The simple fact is that the life span of a well-made book is much longer than that of the one who owned it. Our books out-live us. This means that, barring incineration or willful destruction, the books H.P. Lovecraft personally owned and read, those that informed his sensibilities and culminated in the erudition shown in “Supernatural Horror in Literature” likely still exist.
Do their owners know of their provenance? It is possible to comb through auction catalogs and trace the paths of books that may have been sold as Lovecraft’s own. As for current listings, I didn’t find any in my hour’s search, though I did see a listing for three schoolbooks said to have belonged to the author with his schoolboy ownership marks inside. These had been recovered from the home of his aunt, Lillian Phillips, who survived him.
The lure of finding books once known to have belonged to H.P. Lovecraft is a subtil one. (Subtil in the sense of a serpent tickling at my ear; the modern and accepted spelling is ‘subtle,’ but I believe a good throwback to the King James Bible now and again is good for the ol’ noggin.) The best I can offer in this post is a list of the books Lovecraft was known to have in his possession as of this 1932 letter to Clark Ashton Smith.
Of course, Lovecraft references Poe. He cites Poe as the true father of the horror story for his adept control of the psychological, the “fountain-head of all modern diabolic fiction.” The way Lovecraft pays homage to his favorite writer is reason enough to read the essay:
“Penetrating to every festering horror in the gaily painted mockery called existence, and in the solemn masquerade called human thought and feeling, that vision had power to project itself in blackly magical crystallisations and transmutations; till there bloomed in the sterile America of the [1830s and 40s] such a moon-nourished garden of gorgeous poison fungi as not even the nether slope of Saturn might boast.” Lovely.
Lovecraft was an ardent fan of the work of Poe, Algernon Blackwood, and Lord Dunsany, and he spent some time discussing Ambrose Bierce and Nathaniel Hawthorne, as well. There is much to glean from his essay on supernatural horror. Even if I tried, I couldn’t sum it up, as I have already gone on for pages and barely nicked the edges. There are too many roads and diversions, too many densely packed insights and moments to savor. “Supernatural Horror in Literature” is one to own and read again, to hold close as a sacred doctrine and acknowledgment of the duality of humankind.

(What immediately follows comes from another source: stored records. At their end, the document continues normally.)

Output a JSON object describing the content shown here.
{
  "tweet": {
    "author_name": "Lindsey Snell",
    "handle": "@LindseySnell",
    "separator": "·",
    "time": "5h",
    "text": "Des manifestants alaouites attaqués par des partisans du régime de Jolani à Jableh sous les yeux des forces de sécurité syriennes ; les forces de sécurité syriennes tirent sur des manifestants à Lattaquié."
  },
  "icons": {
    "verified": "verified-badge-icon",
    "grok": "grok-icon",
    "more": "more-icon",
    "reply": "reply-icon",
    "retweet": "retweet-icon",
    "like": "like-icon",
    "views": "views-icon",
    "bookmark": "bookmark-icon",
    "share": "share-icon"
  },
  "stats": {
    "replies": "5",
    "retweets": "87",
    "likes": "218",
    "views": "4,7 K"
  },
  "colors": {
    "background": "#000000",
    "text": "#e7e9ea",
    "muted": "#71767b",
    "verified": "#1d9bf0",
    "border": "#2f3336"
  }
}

This concludes my blog series, Red Emma’s Lovecraft Halloween Blog. At the time of posting, we are observing Armistice Day, renamed Veteran’s Day in our modern times, but originally a solemn remembrance of the armistice that ended a bloody and terrifying war. We are just beginning to understand the psychic devastation World War I wreaked upon our consciousness. Since then, we have lived in a world at war. Let us honor the fallen, today, and also remember to face down the monsters; if you’re looking for them, you’ll find them within the pages of H.P. Lovecraft’s stories.